TASK DESCRIPTION →
Number of lines below with "meter": work it out and reply with that number only.

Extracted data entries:

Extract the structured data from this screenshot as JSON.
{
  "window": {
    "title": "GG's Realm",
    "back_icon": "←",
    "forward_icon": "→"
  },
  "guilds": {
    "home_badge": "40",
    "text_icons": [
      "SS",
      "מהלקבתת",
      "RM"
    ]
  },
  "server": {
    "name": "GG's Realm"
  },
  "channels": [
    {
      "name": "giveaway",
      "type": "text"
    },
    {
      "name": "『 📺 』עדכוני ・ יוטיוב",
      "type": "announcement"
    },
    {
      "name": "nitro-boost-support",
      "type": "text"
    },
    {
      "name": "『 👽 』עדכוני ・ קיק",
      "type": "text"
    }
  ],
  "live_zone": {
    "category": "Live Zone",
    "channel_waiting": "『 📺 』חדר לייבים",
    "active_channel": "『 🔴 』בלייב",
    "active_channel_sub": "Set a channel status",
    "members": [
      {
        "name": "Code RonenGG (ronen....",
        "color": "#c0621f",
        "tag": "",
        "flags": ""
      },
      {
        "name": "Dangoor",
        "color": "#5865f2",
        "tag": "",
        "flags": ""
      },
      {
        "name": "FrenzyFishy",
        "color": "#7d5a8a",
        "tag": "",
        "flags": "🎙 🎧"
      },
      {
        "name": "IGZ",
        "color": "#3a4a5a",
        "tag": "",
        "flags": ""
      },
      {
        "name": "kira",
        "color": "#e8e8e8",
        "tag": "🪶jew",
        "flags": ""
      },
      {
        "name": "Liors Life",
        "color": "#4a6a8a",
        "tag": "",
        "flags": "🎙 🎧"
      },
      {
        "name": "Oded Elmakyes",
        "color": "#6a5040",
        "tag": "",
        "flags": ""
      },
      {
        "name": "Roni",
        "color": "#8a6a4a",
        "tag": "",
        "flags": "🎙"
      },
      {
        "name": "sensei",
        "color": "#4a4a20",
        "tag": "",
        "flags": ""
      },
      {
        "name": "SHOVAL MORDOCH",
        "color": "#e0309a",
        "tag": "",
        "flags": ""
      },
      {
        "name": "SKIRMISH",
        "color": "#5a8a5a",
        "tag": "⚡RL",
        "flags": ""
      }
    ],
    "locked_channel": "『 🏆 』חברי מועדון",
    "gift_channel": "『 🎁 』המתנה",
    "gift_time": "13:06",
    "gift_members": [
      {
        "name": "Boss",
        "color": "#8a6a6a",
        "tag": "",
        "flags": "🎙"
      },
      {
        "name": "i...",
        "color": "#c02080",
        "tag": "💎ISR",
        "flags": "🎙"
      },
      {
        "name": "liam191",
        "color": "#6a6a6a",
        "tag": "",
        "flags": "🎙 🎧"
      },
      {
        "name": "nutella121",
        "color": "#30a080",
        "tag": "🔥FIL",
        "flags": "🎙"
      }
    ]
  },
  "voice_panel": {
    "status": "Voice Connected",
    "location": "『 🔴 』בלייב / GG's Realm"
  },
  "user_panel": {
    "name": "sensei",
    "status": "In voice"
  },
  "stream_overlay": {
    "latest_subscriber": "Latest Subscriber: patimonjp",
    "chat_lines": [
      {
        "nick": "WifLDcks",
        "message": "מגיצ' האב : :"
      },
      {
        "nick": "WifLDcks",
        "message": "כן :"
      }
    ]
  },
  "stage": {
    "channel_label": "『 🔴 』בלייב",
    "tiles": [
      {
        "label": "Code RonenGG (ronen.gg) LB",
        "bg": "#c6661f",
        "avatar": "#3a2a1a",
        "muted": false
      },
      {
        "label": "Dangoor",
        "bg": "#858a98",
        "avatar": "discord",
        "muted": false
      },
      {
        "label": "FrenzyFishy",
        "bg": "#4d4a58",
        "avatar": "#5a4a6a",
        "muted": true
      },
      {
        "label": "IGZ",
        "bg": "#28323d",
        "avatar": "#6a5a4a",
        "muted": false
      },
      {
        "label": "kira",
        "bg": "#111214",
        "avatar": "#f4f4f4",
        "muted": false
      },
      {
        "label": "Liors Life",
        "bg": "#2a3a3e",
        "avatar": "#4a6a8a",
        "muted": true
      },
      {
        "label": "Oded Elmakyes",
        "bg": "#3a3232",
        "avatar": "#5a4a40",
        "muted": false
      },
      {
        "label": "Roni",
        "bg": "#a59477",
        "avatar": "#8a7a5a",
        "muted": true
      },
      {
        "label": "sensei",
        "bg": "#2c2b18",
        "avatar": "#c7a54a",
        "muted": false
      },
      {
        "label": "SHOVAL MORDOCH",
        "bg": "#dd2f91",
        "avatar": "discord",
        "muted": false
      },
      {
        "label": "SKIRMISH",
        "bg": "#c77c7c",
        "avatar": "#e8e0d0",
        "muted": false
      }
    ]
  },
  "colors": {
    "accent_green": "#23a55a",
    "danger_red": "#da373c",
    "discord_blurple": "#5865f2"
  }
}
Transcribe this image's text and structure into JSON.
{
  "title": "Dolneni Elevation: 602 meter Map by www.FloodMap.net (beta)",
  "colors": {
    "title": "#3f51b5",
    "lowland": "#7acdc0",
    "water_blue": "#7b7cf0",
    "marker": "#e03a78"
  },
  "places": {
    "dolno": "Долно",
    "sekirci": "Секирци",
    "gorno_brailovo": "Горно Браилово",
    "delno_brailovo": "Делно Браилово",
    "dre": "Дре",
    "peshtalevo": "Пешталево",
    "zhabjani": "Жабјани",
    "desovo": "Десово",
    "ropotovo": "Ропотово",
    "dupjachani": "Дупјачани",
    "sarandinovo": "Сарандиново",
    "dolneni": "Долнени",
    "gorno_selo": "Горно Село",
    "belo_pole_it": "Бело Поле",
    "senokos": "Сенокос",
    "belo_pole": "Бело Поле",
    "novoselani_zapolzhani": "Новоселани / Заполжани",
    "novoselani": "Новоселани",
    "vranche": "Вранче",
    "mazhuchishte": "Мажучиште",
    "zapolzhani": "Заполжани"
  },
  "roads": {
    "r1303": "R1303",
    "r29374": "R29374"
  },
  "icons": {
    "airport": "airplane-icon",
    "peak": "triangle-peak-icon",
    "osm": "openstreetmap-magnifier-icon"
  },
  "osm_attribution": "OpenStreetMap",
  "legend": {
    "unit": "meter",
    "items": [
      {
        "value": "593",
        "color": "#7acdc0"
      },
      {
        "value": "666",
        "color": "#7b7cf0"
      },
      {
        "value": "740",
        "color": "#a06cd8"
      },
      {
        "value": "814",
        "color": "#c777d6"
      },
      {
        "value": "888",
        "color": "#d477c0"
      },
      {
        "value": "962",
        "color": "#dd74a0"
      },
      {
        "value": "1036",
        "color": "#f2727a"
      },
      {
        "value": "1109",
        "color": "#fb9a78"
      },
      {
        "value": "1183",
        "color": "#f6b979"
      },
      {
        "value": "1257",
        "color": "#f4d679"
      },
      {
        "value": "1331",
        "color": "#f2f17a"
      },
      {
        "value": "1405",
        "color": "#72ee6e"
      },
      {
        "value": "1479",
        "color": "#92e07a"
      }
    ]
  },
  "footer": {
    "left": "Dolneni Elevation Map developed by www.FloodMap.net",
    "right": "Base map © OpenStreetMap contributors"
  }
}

ANSWER TO THIS TASK →
2